YOUR GOAL:
Repeat every line of the data verbatim.

[Website and app data records]
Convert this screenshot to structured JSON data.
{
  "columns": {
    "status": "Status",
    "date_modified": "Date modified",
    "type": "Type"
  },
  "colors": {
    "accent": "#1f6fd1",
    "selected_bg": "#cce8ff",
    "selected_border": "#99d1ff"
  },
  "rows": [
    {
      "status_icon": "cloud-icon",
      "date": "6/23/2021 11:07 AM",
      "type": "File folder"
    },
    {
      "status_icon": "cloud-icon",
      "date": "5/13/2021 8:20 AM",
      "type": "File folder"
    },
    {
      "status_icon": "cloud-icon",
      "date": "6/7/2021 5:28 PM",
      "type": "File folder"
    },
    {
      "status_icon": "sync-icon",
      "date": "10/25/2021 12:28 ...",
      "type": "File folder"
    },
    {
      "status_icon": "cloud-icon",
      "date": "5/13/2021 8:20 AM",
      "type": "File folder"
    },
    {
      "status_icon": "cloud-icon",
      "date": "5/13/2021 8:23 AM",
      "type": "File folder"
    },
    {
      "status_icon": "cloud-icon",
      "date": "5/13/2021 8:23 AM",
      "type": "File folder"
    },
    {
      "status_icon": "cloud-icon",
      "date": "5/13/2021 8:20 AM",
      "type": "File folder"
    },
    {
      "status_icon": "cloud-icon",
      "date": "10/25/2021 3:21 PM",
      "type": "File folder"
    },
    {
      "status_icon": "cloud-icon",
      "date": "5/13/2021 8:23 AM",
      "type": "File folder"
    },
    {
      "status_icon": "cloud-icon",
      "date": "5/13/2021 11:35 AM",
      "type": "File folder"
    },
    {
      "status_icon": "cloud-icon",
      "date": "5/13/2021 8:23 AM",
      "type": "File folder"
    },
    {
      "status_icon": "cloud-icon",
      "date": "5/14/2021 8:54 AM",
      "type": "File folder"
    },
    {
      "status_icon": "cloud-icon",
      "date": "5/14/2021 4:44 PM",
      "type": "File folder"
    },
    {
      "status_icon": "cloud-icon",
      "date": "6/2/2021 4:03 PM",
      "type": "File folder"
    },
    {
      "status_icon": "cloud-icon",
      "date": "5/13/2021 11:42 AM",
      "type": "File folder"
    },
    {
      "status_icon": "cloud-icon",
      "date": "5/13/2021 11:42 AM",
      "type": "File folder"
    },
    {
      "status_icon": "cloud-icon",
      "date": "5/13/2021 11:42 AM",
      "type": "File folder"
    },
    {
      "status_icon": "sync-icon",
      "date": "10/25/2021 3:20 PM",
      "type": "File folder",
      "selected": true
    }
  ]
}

TASK SOLUTION:
Convert this screenshot to structured JSON data.
{
  "columns": {
    "status": "Status",
    "date_modified": "Date modified",
    "type": "Type"
  },
  "colors": {
    "accent": "#1f6fd1",
    "selected_bg": "#cce8ff",
    "selected_border": "#99d1ff"
  },
  "rows": [
    {
      "status_icon": "cloud-icon",
      "date": "6/23/2021 11:07 AM",
      "type": "File folder"
    },
    {
      "status_icon": "cloud-icon",
      "date": "5/13/2021 8:20 AM",
      "type": "File folder"
    },
    {
      "status_icon": "cloud-icon",
      "date": "6/7/2021 5:28 PM",
      "type": "File folder"
    },
    {
      "status_icon": "sync-icon",
      "date": "10/25/2021 12:28 ...",
      "type": "File folder"
    },
    {
      "status_icon": "cloud-icon",
      "date": "5/13/2021 8:20 AM",
      "type": "File folder"
    },
    {
      "status_icon": "cloud-icon",
      "date": "5/13/2021 8:23 AM",
      "type": "File folder"
    },
    {
      "status_icon": "cloud-icon",
      "date": "5/13/2021 8:23 AM",
      "type": "File folder"
    },
    {
      "status_icon": "cloud-icon",
      "date": "5/13/2021 8:20 AM",
      "type": "File folder"
    },
    {
      "status_icon": "cloud-icon",
      "date": "10/25/2021 3:21 PM",
      "type": "File folder"
    },
    {
      "status_icon": "cloud-icon",
      "date": "5/13/2021 8:23 AM",
      "type": "File folder"
    },
    {
      "status_icon": "cloud-icon",
      "date": "5/13/2021 11:35 AM",
      "type": "File folder"
    },
    {
      "status_icon": "cloud-icon",
      "date": "5/13/2021 8:23 AM",
      "type": "File folder"
    },
    {
      "status_icon": "cloud-icon",
      "date": "5/14/2021 8:54 AM",
      "type": "File folder"
    },
    {
      "status_icon": "cloud-icon",
      "date": "5/14/2021 4:44 PM",
      "type": "File folder"
    },
    {
      "status_icon": "cloud-icon",
      "date": "6/2/2021 4:03 PM",
      "type": "File folder"
    },
    {
      "status_icon": "cloud-icon",
      "date": "5/13/2021 11:42 AM",
      "type": "File folder"
    },
    {
      "status_icon": "cloud-icon",
      "date": "5/13/2021 11:42 AM",
      "type": "File folder"
    },
    {
      "status_icon": "cloud-icon",
      "date": "5/13/2021 11:42 AM",
      "type": "File folder"
    },
    {
      "status_icon": "sync-icon",
      "date": "10/25/2021 3:20 PM",
      "type": "File folder",
      "selected": true
    }
  ]
}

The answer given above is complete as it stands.